After Fascism died with the end of World War II, not many things changed. In fact, the Codice Rocco is still the Italian penal code. Plus, there is no law against discrimination. While the Italian Constitution promotes equality, there is no law against crimes done with prejudice.
The modern times for LGBTQI+ rights in Italy
So, there is no aggravating factor for hate crimes against the LGBTQI+ community in Italy -which couldn’t even donate blood until 2001. And transgender people can’t join the army.
Plus, there is no law against conversion therapy. It’s discouraged, but not illegal.

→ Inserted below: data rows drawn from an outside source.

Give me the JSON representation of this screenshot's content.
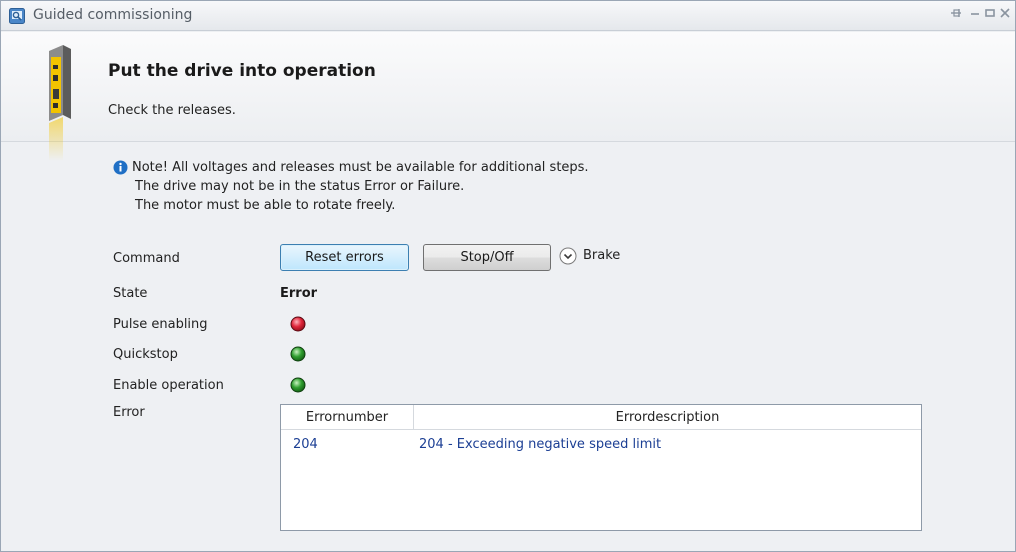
{
  "window": {
    "title": "Guided commissioning",
    "pin_label": "⍔",
    "minimize_label": "–",
    "maximize_label": "▬",
    "close_label": "X"
  },
  "header": {
    "title": "Put the drive into operation",
    "subtitle": "Check the releases."
  },
  "note": {
    "icon": "info-icon",
    "lines": [
      "Note! All voltages and releases must be available for additional steps.",
      "The drive may not be in the status Error or Failure.",
      "The motor must be able to rotate freely."
    ]
  },
  "labels": {
    "command": "Command",
    "state": "State",
    "pulse_enabling": "Pulse enabling",
    "quickstop": "Quickstop",
    "enable_operation": "Enable operation",
    "error": "Error"
  },
  "buttons": {
    "reset_errors": "Reset errors",
    "stop_off": "Stop/Off",
    "brake": "Brake"
  },
  "state_value": "Error",
  "indicators": {
    "pulse_enabling": {
      "status": "off",
      "color": "#e0263a"
    },
    "quickstop": {
      "status": "on",
      "color": "#2f9e2f"
    },
    "enable_operation": {
      "status": "on",
      "color": "#2f9e2f"
    }
  },
  "error_table": {
    "columns": [
      "Errornumber",
      "Errordescription"
    ],
    "rows": [
      {
        "number": "204",
        "description": "204 - Exceeding negative speed limit"
      }
    ]
  },
  "colors": {
    "accent": "#3c7fb1",
    "link_text": "#1c3f94",
    "drive_yellow": "#f2c300"
  }
}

On the other hand, gender reassignment has been legal since 1982, but with a few catches. Anyone who desires to undergo this surgery has to ask for permission from the court. After the approval, the person has to undergo physical and psychological evaluations. Then, the reassignment has to be formalized at the registry office for the change of gender and name. Indeed, a long and complicated procedure (on purpose?).
On the other hand, marriage is illegal. Instead, Italian politicians created “same-sex unions” in 2016. These are civil ceremonies in front of the mayor or an authorized elected official. These unions are legal, just like cohabitation has. In theory, this gives LGBTQ couples the same rights as heterosexual ones.
What about adopting?
However, that’s not true when it comes to adoption. Couples have a difficult time recognizing (legally) their biological kid. And the adoption process isn’t easy -and it is stuck in a 1983 law.
LGBTQ couples can adopt if one e of them has a familiar bond to the minor or the child is the biological kid of one of the partners. Finally, LGBTQ couples can adopt an orphan or a child with disabilities. A 2021 Court ruling recognized adoptions abroad. But not a foreign surrogate mother. So, the couple can adopt abroad and the child becomes an Italian citizen.
A step forward, indeed. But it’s only one in a road that is miles and miles long. And those miles amount to thousands of steps for the LGBTQI+ rights in Italy. Perhaps the support of celebrities like Raffaella Carrà can help win the fight.